The document itself has some general internal inconsistencies, as well as demonstrating ideological inconsistencies of the Republican Party. For instance, the closing line in the “Preserving and Protecting Traditional Marriage” heading states: “We embrace the principle that all Americans should be treated with respect and dignity.” It was noted here last week, but it bears repeating: This stands in direct contrast to the rest of the paragraph, including the sentence preceding it: “ ... we believe that marriage, the union of one man and one woman must be upheld as the national standard, a goal to stand for, encourage and promote through laws governing marriage.”
The line about respect and dignity also contrasts the Republican stance on “Protecting Individual Conscience in Healthcare.” This paragraph states that “No healthcare professional or organization should ever be required to perform, provide for, withhold, or refer for a medical service against conscience.” The authors’ intention, no doubt, is to protect those who have a religious objection to abortions and contraception and take issue with sexual orientation and gender minorities. But what, then, of the Hippocratic Oath, and its pledge to consider the health of the patient first and to not allow considerations of age, disease or disability, creed, ethnic origin, gender, nationality, political affiliation, race, sexual orientation, social standing or any other factor to intervene between duty and the patient?

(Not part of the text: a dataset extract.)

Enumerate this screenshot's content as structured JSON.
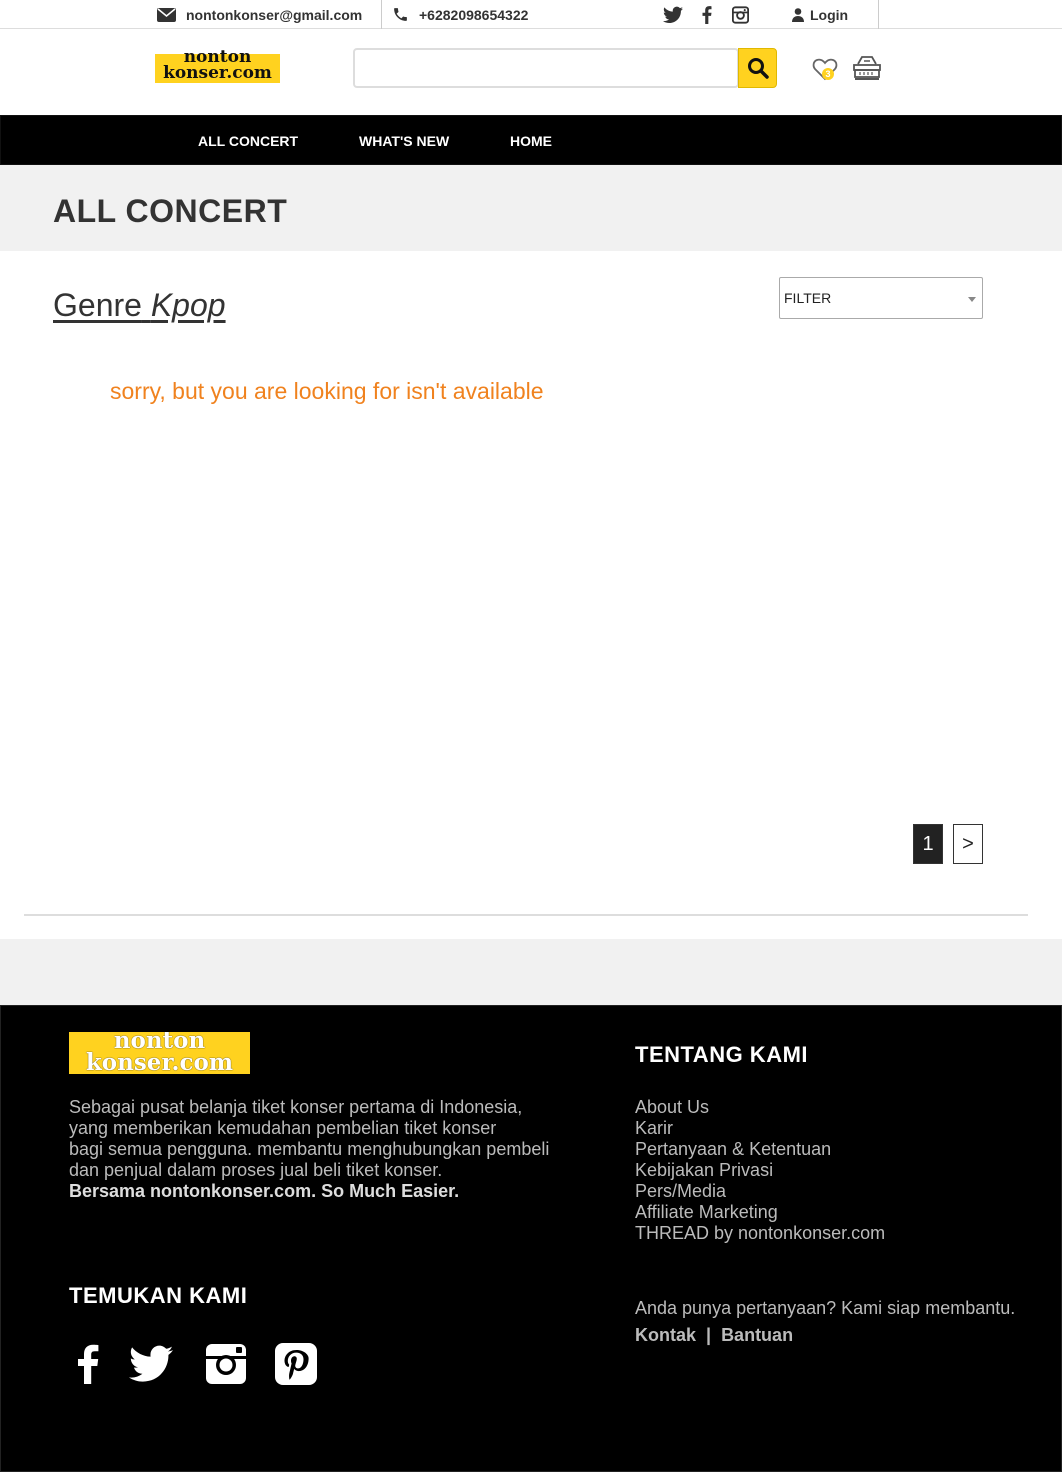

In that same paragraph, the authors reaffirm their support of parents’ rights to consent for treatment of their children, including pregnancy, contraceptives and abortion. They also specifically “urge enactment of pending legislation that would require parental consent to transport girls across state lines for abortions.”
It’s worth noting that these relate specifically to controlling girls and women, though the mental-health treatment they mention would certainly be used for parents to force their gay children into therapy (possibly against their will and possibly causing harm).
Under the heading of “Protecting Human Rights,” the platform only mentions religious freedoms, specifically the U.S. Commission on International Religious Freedom. Not to put too fine a point on it, but many of those same “religious minorities” are using religion to persecute sexual and gender minorities. The promise to “return the advocacy of religious liberty to a central place in our diplomacy” is worrisome for a country that was founded on freedom of religion — and the flip side, freedom from religion.
As others have noted, the opening-night speeches of the RNC also elicited conflicting emotions, particularly with the wife of the Republican presidential candidate Ann Romney telling her story of love, and N.J. Gov. Chris Christie lauding respect over love.
At a point where the Republicans ought to be thinking about how to appeal to more voters, they are alienating those who don’t fit their mold. Big Tent, hardly.